Been thinking about my options a lot lately. The plus side is that our income is very secure and comfortably meets our needs. The down side is that unlike say a private small business I can't immediately adjust prices to reflect high inflation.

We have some precious metals and are slowly buying more. Elimination of debt is our #1 priority right now in the form of making 300% payments on my student loan. Instead of paying it off in 3+ years it will be a bit less than 1.

In terms of education I don't see either of us going back to school for at least a couple years. We are slowly accumulating stuff.

The only thing I would really like to do that we are at an impasse on is multiple streams of income.

Chief Instructor said...

TOR, with regards to education, I was thinking more along the lines of practical skills. Learning how to home can. How to start a fire 5 different ways, or purify water, etc.

Still, if you're an office worker, it might not be a bad thing to do to develop practical, marketable skills that are in demand. Health care, auto repair, computer repair, etc.

Ryan said...

As for practical skills. I have a lot on the survival side, fire, living out of a backpack, etc.

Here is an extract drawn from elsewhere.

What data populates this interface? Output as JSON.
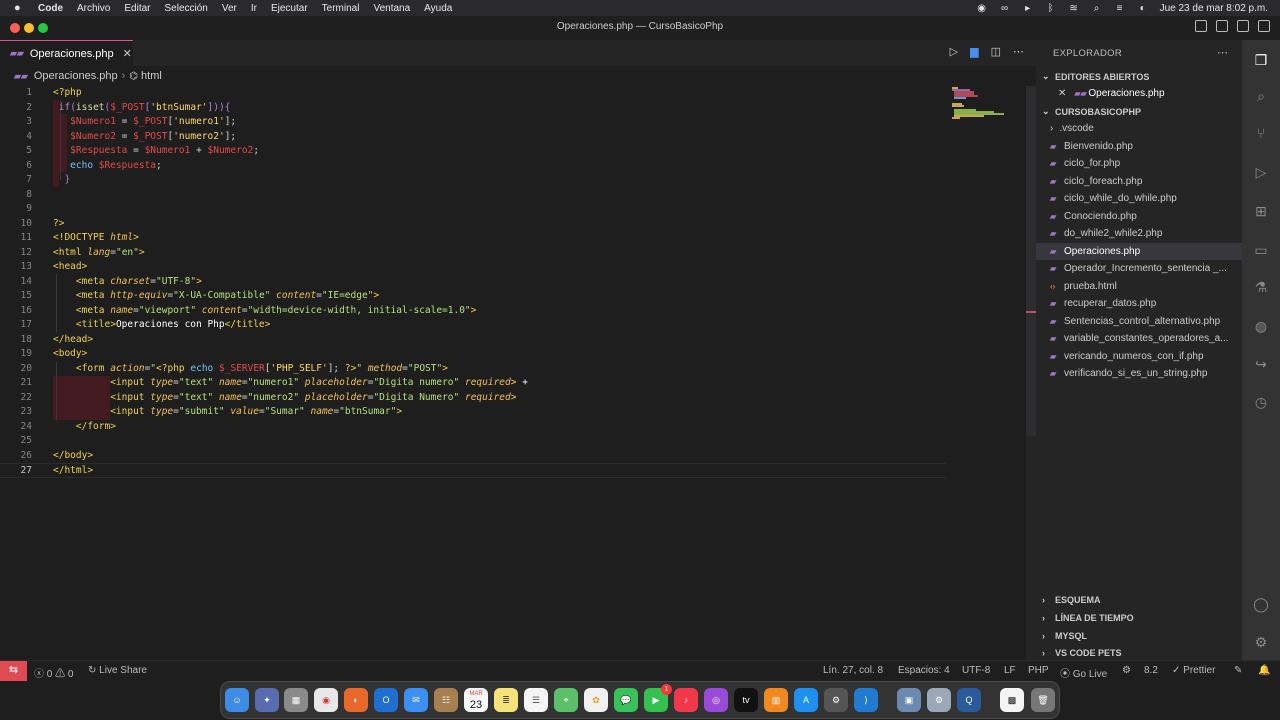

As for a viable alternative job/ income stream I have been thinking hard on that one. Mostly my issue is time.

Chief Instructor said...

Yeah, there are a number of practical skills I want to learn. Welding is one. I'm learning how to grade coins right now. Friggin' fascinating. A very interesting mix of art and science.